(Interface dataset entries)
+-------+

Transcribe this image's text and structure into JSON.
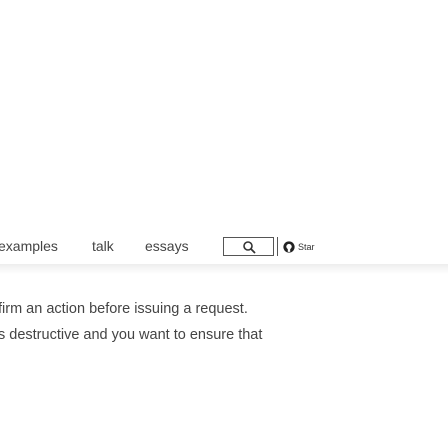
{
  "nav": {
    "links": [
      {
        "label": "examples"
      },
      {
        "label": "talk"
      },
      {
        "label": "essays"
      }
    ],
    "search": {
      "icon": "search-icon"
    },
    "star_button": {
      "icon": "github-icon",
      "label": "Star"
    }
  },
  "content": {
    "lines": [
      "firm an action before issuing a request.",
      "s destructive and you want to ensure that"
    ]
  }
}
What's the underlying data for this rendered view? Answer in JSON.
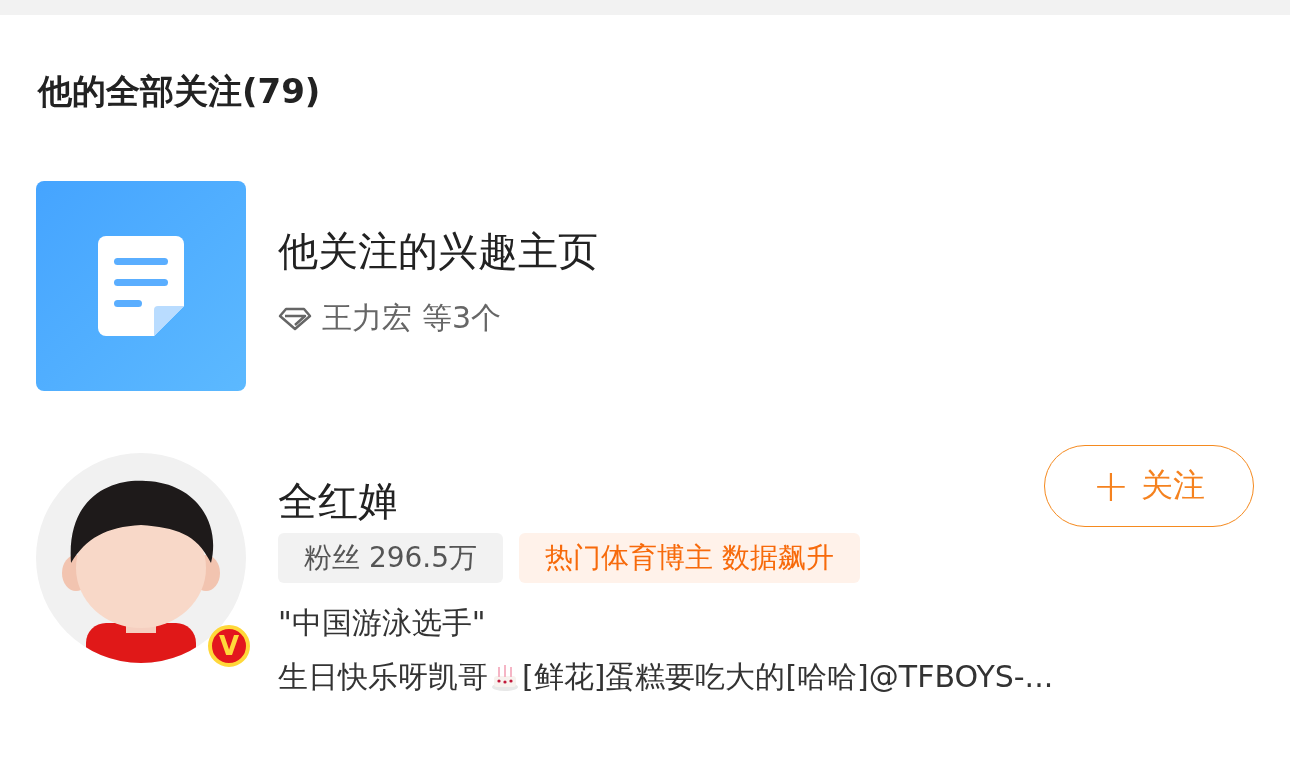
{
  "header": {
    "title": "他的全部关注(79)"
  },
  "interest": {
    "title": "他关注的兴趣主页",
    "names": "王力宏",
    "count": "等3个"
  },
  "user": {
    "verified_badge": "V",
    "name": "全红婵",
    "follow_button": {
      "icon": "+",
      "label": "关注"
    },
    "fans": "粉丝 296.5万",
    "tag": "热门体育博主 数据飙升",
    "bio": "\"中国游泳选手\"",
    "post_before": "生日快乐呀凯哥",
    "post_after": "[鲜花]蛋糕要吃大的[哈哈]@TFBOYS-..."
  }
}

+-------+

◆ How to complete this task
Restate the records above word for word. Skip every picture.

◆ Written answer
Transcribe this image's text and structure into JSON.
{
  "nav": {
    "links": [
      {
        "label": "examples"
      },
      {
        "label": "talk"
      },
      {
        "label": "essays"
      }
    ],
    "search": {
      "icon": "search-icon"
    },
    "star_button": {
      "icon": "github-icon",
      "label": "Star"
    }
  },
  "content": {
    "lines": [
      "firm an action before issuing a request.",
      "s destructive and you want to ensure that"
    ]
  }
}
What's the underlying data for this rendered view? Answer in JSON.
{
  "header": {
    "title": "他的全部关注(79)"
  },
  "interest": {
    "title": "他关注的兴趣主页",
    "names": "王力宏",
    "count": "等3个"
  },
  "user": {
    "verified_badge": "V",
    "name": "全红婵",
    "follow_button": {
      "icon": "+",
      "label": "关注"
    },
    "fans": "粉丝 296.5万",
    "tag": "热门体育博主 数据飙升",
    "bio": "\"中国游泳选手\"",
    "post_before": "生日快乐呀凯哥",
    "post_after": "[鲜花]蛋糕要吃大的[哈哈]@TFBOYS-..."
  }
}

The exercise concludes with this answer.